━━━ Data to examine ━━━
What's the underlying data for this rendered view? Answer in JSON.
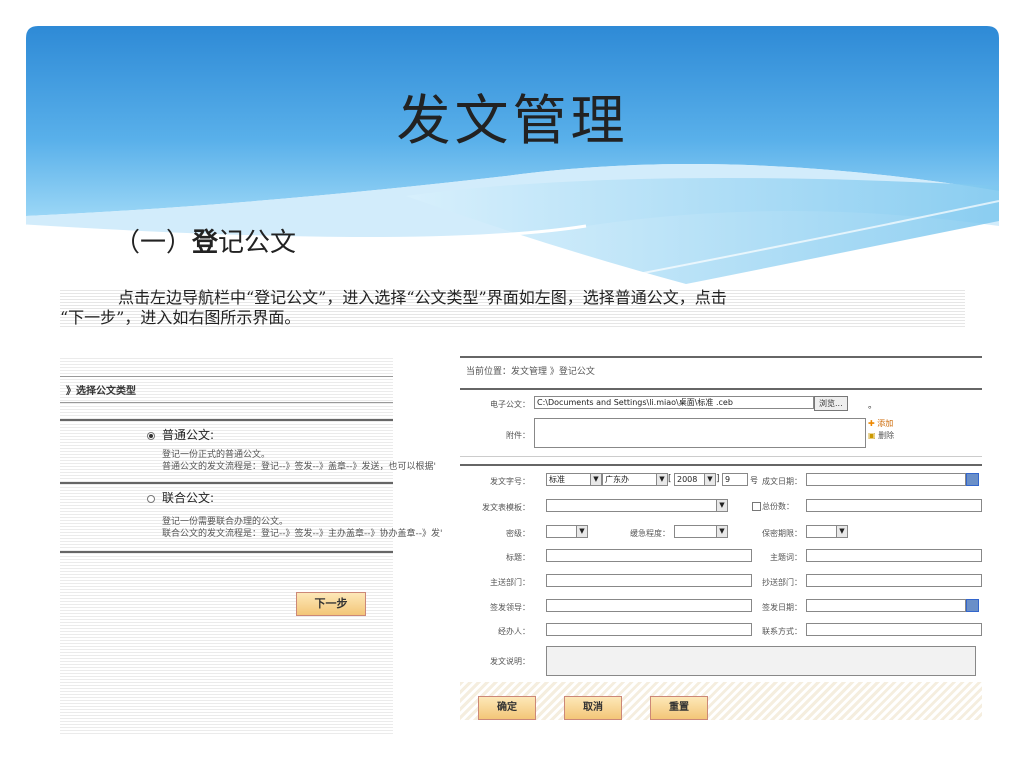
{
  "slide": {
    "title": "发文管理",
    "section_prefix": "（一）",
    "section_bold": "登",
    "section_rest": "记公文",
    "desc_line1": "点击左边导航栏中“登记公文”，进入选择“公文类型”界面如左图，选择普通公文，点击",
    "desc_line2": "“下一步”，进入如右图所示界面。"
  },
  "left_panel": {
    "crumb": "》选择公文类型",
    "option1": {
      "title": "普通公文:",
      "desc1": "登记一份正式的普通公文。",
      "desc2": "普通公文的发文流程是：登记--》签发--》盖章--》发送，也可以根据'"
    },
    "option2": {
      "title": "联合公文:",
      "desc1": "登记一份需要联合办理的公文。",
      "desc2": "联合公文的发文流程是：登记--》签发--》主办盖章--》协办盖章--》发'"
    },
    "selected": "普通公文",
    "next_label": "下一步"
  },
  "right_panel": {
    "crumb": "当前位置：发文管理 》登记公文",
    "e_doc_label": "电子公文：",
    "e_doc_value": "C:\\Documents and Settings\\li.miao\\桌面\\标准 .ceb",
    "browse_label": "浏览...",
    "browse_suffix": "。",
    "attach_label": "附件：",
    "add_label": "添加",
    "delete_label": "删除",
    "doc_no_label": "发文字号：",
    "doc_no_type": "标准",
    "doc_no_org": "广东办",
    "doc_no_year": "2008",
    "doc_no_num": "9",
    "doc_no_suffix": "号",
    "bracket_open": "[",
    "bracket_close": "]",
    "finish_date_label": "成文日期：",
    "template_label": "发文表模板：",
    "total_copies_label": "总份数：",
    "secret_label": "密级：",
    "urgency_label": "缓急程度：",
    "secret_term_label": "保密期限：",
    "subject_label": "标题：",
    "keywords_label": "主题词：",
    "main_dept_label": "主送部门：",
    "cc_dept_label": "抄送部门：",
    "signer_label": "签发领导：",
    "sign_date_label": "签发日期：",
    "handler_label": "经办人：",
    "contact_label": "联系方式：",
    "note_label": "发文说明：",
    "confirm_label": "确定",
    "cancel_label": "取消",
    "reset_label": "重置"
  },
  "colors": {
    "header_blue": "#2e8ad6",
    "header_light": "#6fc1ef",
    "button_orange": "#f3c678"
  }
}
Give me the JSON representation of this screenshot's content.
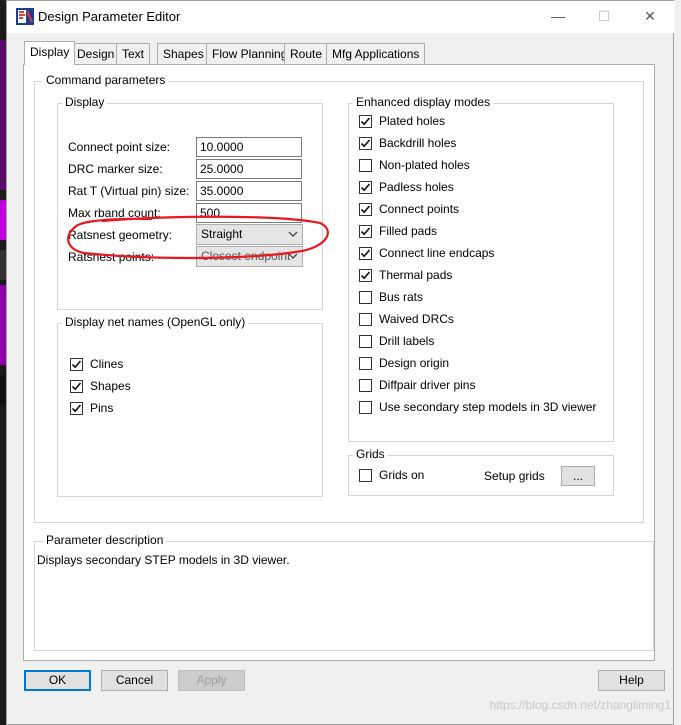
{
  "window": {
    "title": "Design Parameter Editor",
    "minimize_glyph": "—",
    "maximize_glyph": "☐",
    "close_glyph": "✕"
  },
  "tabs": [
    {
      "label": "Display",
      "active": true
    },
    {
      "label": "Design"
    },
    {
      "label": "Text"
    },
    {
      "label": "Shapes"
    },
    {
      "label": "Flow Planning"
    },
    {
      "label": "Route"
    },
    {
      "label": "Mfg Applications"
    }
  ],
  "command_parameters": {
    "title": "Command parameters",
    "display": {
      "title": "Display",
      "fields": [
        {
          "label": "Connect point size:",
          "value": "10.0000"
        },
        {
          "label": "DRC marker size:",
          "value": "25.0000"
        },
        {
          "label": "Rat T (Virtual pin) size:",
          "value": "35.0000"
        },
        {
          "label": "Max rband count:",
          "value": "500"
        }
      ],
      "ratsnest_geometry": {
        "label": "Ratsnest geometry:",
        "value": "Straight"
      },
      "ratsnest_points": {
        "label": "Ratsnest points:",
        "value": "Closest endpoint"
      }
    },
    "net_names": {
      "title": "Display net names (OpenGL only)",
      "items": [
        {
          "label": "Clines",
          "checked": true
        },
        {
          "label": "Shapes",
          "checked": true
        },
        {
          "label": "Pins",
          "checked": true
        }
      ]
    },
    "enhanced": {
      "title": "Enhanced display modes",
      "items": [
        {
          "label": "Plated holes",
          "checked": true
        },
        {
          "label": "Backdrill holes",
          "checked": true
        },
        {
          "label": "Non-plated holes",
          "checked": false
        },
        {
          "label": "Padless holes",
          "checked": true
        },
        {
          "label": "Connect points",
          "checked": true
        },
        {
          "label": "Filled pads",
          "checked": true
        },
        {
          "label": "Connect line endcaps",
          "checked": true
        },
        {
          "label": "Thermal pads",
          "checked": true
        },
        {
          "label": "Bus rats",
          "checked": false
        },
        {
          "label": "Waived DRCs",
          "checked": false
        },
        {
          "label": "Drill labels",
          "checked": false
        },
        {
          "label": "Design origin",
          "checked": false
        },
        {
          "label": "Diffpair driver pins",
          "checked": false
        },
        {
          "label": "Use secondary step models in 3D viewer",
          "checked": false
        }
      ]
    },
    "grids": {
      "title": "Grids",
      "grids_on": {
        "label": "Grids on",
        "checked": false
      },
      "setup_label": "Setup grids",
      "setup_button": "..."
    }
  },
  "parameter_description": {
    "title": "Parameter description",
    "text": "Displays secondary STEP models in 3D viewer."
  },
  "buttons": {
    "ok": "OK",
    "cancel": "Cancel",
    "apply": "Apply",
    "help": "Help"
  },
  "watermark": "https://blog.csdn.net/zhangliming1",
  "colors": {
    "annotation_circle": "#e8191e",
    "focus_border": "#0078d7",
    "background_app_accent": "#b000c8"
  },
  "icons": {
    "app": "allegro-app-icon",
    "check": "checkmark-icon",
    "dropdown": "chevron-down-icon"
  }
}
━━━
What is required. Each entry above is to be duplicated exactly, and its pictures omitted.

Written answer.
What's the underlying data for this rendered view? Answer in JSON.
{
  "slide": {
    "title": "发文管理",
    "section_prefix": "（一）",
    "section_bold": "登",
    "section_rest": "记公文",
    "desc_line1": "点击左边导航栏中“登记公文”，进入选择“公文类型”界面如左图，选择普通公文，点击",
    "desc_line2": "“下一步”，进入如右图所示界面。"
  },
  "left_panel": {
    "crumb": "》选择公文类型",
    "option1": {
      "title": "普通公文:",
      "desc1": "登记一份正式的普通公文。",
      "desc2": "普通公文的发文流程是：登记--》签发--》盖章--》发送，也可以根据'"
    },
    "option2": {
      "title": "联合公文:",
      "desc1": "登记一份需要联合办理的公文。",
      "desc2": "联合公文的发文流程是：登记--》签发--》主办盖章--》协办盖章--》发'"
    },
    "selected": "普通公文",
    "next_label": "下一步"
  },
  "right_panel": {
    "crumb": "当前位置：发文管理 》登记公文",
    "e_doc_label": "电子公文：",
    "e_doc_value": "C:\\Documents and Settings\\li.miao\\桌面\\标准 .ceb",
    "browse_label": "浏览...",
    "browse_suffix": "。",
    "attach_label": "附件：",
    "add_label": "添加",
    "delete_label": "删除",
    "doc_no_label": "发文字号：",
    "doc_no_type": "标准",
    "doc_no_org": "广东办",
    "doc_no_year": "2008",
    "doc_no_num": "9",
    "doc_no_suffix": "号",
    "bracket_open": "[",
    "bracket_close": "]",
    "finish_date_label": "成文日期：",
    "template_label": "发文表模板：",
    "total_copies_label": "总份数：",
    "secret_label": "密级：",
    "urgency_label": "缓急程度：",
    "secret_term_label": "保密期限：",
    "subject_label": "标题：",
    "keywords_label": "主题词：",
    "main_dept_label": "主送部门：",
    "cc_dept_label": "抄送部门：",
    "signer_label": "签发领导：",
    "sign_date_label": "签发日期：",
    "handler_label": "经办人：",
    "contact_label": "联系方式：",
    "note_label": "发文说明：",
    "confirm_label": "确定",
    "cancel_label": "取消",
    "reset_label": "重置"
  },
  "colors": {
    "header_blue": "#2e8ad6",
    "header_light": "#6fc1ef",
    "button_orange": "#f3c678"
  }
}
Give me the JSON representation of this screenshot's content.
{
  "window": {
    "title": "Design Parameter Editor",
    "minimize_glyph": "—",
    "maximize_glyph": "☐",
    "close_glyph": "✕"
  },
  "tabs": [
    {
      "label": "Display",
      "active": true
    },
    {
      "label": "Design"
    },
    {
      "label": "Text"
    },
    {
      "label": "Shapes"
    },
    {
      "label": "Flow Planning"
    },
    {
      "label": "Route"
    },
    {
      "label": "Mfg Applications"
    }
  ],
  "command_parameters": {
    "title": "Command parameters",
    "display": {
      "title": "Display",
      "fields": [
        {
          "label": "Connect point size:",
          "value": "10.0000"
        },
        {
          "label": "DRC marker size:",
          "value": "25.0000"
        },
        {
          "label": "Rat T (Virtual pin) size:",
          "value": "35.0000"
        },
        {
          "label": "Max rband count:",
          "value": "500"
        }
      ],
      "ratsnest_geometry": {
        "label": "Ratsnest geometry:",
        "value": "Straight"
      },
      "ratsnest_points": {
        "label": "Ratsnest points:",
        "value": "Closest endpoint"
      }
    },
    "net_names": {
      "title": "Display net names (OpenGL only)",
      "items": [
        {
          "label": "Clines",
          "checked": true
        },
        {
          "label": "Shapes",
          "checked": true
        },
        {
          "label": "Pins",
          "checked": true
        }
      ]
    },
    "enhanced": {
      "title": "Enhanced display modes",
      "items": [
        {
          "label": "Plated holes",
          "checked": true
        },
        {
          "label": "Backdrill holes",
          "checked": true
        },
        {
          "label": "Non-plated holes",
          "checked": false
        },
        {
          "label": "Padless holes",
          "checked": true
        },
        {
          "label": "Connect points",
          "checked": true
        },
        {
          "label": "Filled pads",
          "checked": true
        },
        {
          "label": "Connect line endcaps",
          "checked": true
        },
        {
          "label": "Thermal pads",
          "checked": true
        },
        {
          "label": "Bus rats",
          "checked": false
        },
        {
          "label": "Waived DRCs",
          "checked": false
        },
        {
          "label": "Drill labels",
          "checked": false
        },
        {
          "label": "Design origin",
          "checked": false
        },
        {
          "label": "Diffpair driver pins",
          "checked": false
        },
        {
          "label": "Use secondary step models in 3D viewer",
          "checked": false
        }
      ]
    },
    "grids": {
      "title": "Grids",
      "grids_on": {
        "label": "Grids on",
        "checked": false
      },
      "setup_label": "Setup grids",
      "setup_button": "..."
    }
  },
  "parameter_description": {
    "title": "Parameter description",
    "text": "Displays secondary STEP models in 3D viewer."
  },
  "buttons": {
    "ok": "OK",
    "cancel": "Cancel",
    "apply": "Apply",
    "help": "Help"
  },
  "watermark": "https://blog.csdn.net/zhangliming1",
  "colors": {
    "annotation_circle": "#e8191e",
    "focus_border": "#0078d7",
    "background_app_accent": "#b000c8"
  },
  "icons": {
    "app": "allegro-app-icon",
    "check": "checkmark-icon",
    "dropdown": "chevron-down-icon"
  }
}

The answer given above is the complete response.